### Dataset entries
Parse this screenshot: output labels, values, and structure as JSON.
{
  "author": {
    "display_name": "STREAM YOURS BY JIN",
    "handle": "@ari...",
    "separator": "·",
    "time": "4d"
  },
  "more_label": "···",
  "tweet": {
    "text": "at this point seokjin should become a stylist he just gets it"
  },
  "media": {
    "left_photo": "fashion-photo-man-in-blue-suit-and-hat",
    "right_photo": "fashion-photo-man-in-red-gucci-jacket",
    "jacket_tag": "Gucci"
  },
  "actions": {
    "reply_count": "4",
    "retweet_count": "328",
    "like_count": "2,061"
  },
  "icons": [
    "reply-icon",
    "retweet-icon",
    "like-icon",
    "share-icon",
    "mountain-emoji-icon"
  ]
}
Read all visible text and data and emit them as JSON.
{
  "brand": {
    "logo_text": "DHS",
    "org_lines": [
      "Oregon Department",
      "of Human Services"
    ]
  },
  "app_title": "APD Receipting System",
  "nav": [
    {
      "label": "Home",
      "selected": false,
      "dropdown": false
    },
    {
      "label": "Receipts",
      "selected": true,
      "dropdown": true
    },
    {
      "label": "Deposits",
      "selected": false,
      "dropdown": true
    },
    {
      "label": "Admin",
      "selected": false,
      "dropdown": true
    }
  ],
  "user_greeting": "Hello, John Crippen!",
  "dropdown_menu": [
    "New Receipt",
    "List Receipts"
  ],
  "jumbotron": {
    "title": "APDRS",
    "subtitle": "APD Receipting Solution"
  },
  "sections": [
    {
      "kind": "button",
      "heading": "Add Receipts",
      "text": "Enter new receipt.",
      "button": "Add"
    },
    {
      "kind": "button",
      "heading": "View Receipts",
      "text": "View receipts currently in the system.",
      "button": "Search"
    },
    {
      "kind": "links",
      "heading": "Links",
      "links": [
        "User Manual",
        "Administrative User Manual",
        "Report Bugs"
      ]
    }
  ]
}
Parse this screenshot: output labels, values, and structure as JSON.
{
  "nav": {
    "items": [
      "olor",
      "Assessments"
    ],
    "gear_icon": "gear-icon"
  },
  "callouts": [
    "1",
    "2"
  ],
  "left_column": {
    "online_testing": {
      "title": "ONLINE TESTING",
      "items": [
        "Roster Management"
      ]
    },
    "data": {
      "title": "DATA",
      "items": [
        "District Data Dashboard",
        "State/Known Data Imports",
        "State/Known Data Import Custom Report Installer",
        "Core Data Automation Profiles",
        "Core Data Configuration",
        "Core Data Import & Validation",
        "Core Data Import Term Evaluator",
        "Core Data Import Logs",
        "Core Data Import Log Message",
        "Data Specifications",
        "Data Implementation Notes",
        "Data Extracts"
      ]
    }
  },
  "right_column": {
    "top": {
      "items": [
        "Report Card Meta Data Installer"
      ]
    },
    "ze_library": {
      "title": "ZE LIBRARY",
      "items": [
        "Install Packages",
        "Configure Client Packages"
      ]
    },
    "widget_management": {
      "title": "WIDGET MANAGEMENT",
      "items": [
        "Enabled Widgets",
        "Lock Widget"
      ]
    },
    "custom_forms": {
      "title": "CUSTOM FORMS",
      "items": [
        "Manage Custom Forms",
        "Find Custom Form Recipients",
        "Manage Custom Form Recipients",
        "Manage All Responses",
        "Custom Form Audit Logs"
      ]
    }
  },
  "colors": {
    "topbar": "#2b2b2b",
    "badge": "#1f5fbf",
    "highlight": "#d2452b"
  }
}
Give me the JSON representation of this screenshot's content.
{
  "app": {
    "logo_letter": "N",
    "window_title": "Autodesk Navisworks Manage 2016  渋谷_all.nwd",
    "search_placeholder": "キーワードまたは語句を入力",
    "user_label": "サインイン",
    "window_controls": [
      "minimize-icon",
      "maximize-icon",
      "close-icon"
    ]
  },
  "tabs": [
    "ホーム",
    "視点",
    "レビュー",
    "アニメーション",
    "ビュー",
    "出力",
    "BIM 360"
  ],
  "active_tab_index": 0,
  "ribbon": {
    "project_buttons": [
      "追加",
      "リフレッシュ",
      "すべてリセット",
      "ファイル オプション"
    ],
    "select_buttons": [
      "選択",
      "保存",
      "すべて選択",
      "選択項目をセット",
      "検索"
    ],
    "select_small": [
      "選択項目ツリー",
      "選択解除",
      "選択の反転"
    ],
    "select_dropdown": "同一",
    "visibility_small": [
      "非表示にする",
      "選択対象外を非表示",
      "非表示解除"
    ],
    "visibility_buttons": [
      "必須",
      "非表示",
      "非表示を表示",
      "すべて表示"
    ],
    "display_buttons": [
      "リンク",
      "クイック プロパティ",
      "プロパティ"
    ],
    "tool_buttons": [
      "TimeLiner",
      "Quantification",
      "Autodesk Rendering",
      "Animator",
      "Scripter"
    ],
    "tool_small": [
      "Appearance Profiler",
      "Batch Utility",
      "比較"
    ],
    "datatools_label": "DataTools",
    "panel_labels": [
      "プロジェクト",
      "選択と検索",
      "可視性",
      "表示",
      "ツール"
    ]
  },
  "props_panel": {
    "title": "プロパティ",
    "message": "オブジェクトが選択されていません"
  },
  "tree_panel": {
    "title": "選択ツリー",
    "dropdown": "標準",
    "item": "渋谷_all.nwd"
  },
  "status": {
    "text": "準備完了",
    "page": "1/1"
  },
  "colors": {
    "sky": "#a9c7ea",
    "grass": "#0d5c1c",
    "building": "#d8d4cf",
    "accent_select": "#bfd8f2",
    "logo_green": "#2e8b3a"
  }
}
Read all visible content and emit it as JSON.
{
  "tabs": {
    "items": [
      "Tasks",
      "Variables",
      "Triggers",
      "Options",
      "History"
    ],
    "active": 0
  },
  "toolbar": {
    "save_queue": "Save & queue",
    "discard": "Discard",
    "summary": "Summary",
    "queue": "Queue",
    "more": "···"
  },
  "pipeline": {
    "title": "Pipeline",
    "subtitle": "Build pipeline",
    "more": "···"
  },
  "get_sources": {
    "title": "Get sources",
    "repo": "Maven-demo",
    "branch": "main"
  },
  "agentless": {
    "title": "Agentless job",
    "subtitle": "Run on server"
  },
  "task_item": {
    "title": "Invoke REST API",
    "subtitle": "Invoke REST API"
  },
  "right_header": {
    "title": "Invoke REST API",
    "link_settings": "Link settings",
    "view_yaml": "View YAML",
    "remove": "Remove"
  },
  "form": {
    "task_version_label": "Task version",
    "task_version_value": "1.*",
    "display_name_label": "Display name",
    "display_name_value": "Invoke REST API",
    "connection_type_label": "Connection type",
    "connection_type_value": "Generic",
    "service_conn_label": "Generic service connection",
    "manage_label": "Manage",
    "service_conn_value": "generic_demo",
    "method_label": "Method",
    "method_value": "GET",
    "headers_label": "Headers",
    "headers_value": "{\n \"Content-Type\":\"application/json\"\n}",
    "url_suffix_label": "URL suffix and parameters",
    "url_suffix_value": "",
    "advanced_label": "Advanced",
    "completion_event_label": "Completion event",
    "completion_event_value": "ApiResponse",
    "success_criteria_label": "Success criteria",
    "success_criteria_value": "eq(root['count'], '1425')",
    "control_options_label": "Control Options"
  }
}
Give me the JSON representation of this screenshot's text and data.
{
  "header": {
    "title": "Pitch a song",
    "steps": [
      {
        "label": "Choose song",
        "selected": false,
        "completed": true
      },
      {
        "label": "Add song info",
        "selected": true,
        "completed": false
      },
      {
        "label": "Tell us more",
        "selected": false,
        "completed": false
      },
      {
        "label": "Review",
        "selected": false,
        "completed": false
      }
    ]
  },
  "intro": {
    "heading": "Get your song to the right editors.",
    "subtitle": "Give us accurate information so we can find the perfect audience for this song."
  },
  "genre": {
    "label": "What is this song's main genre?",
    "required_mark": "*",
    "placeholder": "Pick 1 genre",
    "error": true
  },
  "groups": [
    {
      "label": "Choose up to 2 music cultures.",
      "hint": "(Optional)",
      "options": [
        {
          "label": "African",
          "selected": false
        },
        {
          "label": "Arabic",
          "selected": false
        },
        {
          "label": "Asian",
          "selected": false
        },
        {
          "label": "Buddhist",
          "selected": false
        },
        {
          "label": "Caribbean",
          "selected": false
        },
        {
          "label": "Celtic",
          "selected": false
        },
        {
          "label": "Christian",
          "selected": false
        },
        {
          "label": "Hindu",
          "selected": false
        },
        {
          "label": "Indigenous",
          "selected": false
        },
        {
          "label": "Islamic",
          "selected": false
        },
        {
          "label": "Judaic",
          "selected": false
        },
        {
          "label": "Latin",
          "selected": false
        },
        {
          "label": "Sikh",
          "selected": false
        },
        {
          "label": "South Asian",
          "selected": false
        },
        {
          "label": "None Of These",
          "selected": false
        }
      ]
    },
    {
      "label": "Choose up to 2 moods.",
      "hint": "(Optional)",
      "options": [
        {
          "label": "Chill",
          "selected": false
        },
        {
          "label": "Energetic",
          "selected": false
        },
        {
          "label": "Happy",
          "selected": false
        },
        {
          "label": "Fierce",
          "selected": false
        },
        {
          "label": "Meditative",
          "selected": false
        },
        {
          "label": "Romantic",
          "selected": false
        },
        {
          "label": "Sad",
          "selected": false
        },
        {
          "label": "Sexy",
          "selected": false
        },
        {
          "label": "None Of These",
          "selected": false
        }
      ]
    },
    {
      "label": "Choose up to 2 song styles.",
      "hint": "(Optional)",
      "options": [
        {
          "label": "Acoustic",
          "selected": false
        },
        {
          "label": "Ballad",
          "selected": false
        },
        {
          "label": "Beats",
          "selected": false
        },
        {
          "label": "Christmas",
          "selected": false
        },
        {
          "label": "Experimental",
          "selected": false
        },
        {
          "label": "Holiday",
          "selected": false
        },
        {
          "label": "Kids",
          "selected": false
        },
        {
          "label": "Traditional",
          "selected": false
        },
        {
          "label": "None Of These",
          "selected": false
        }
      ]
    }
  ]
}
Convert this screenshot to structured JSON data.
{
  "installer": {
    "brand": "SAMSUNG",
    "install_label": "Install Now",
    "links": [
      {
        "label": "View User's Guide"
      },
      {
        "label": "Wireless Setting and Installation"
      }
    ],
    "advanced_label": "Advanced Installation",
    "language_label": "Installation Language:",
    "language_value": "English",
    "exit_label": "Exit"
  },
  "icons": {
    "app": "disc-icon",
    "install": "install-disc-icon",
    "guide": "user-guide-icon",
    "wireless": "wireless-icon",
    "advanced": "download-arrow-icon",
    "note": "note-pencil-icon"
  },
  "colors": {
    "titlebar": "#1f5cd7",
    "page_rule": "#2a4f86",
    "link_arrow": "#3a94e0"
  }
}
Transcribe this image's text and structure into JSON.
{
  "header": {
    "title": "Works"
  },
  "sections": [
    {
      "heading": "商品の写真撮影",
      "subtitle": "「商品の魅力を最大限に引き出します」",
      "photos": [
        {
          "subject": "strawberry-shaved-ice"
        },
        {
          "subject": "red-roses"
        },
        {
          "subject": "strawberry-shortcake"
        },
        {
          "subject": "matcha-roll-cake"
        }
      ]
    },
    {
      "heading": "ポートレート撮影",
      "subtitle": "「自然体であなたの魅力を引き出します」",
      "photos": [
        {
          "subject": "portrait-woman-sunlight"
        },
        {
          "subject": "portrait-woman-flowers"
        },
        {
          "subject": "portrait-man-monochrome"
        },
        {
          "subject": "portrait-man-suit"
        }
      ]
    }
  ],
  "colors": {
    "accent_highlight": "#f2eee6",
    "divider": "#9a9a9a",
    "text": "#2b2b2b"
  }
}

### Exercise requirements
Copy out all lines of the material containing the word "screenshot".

### Answer to the exercise
Parse this screenshot: output labels, values, and structure as JSON.
Parse this screenshot: output labels, values, and structure as JSON.
Give me the JSON representation of this screenshot's content.
Give me the JSON representation of this screenshot's text and data.
Convert this screenshot to structured JSON data.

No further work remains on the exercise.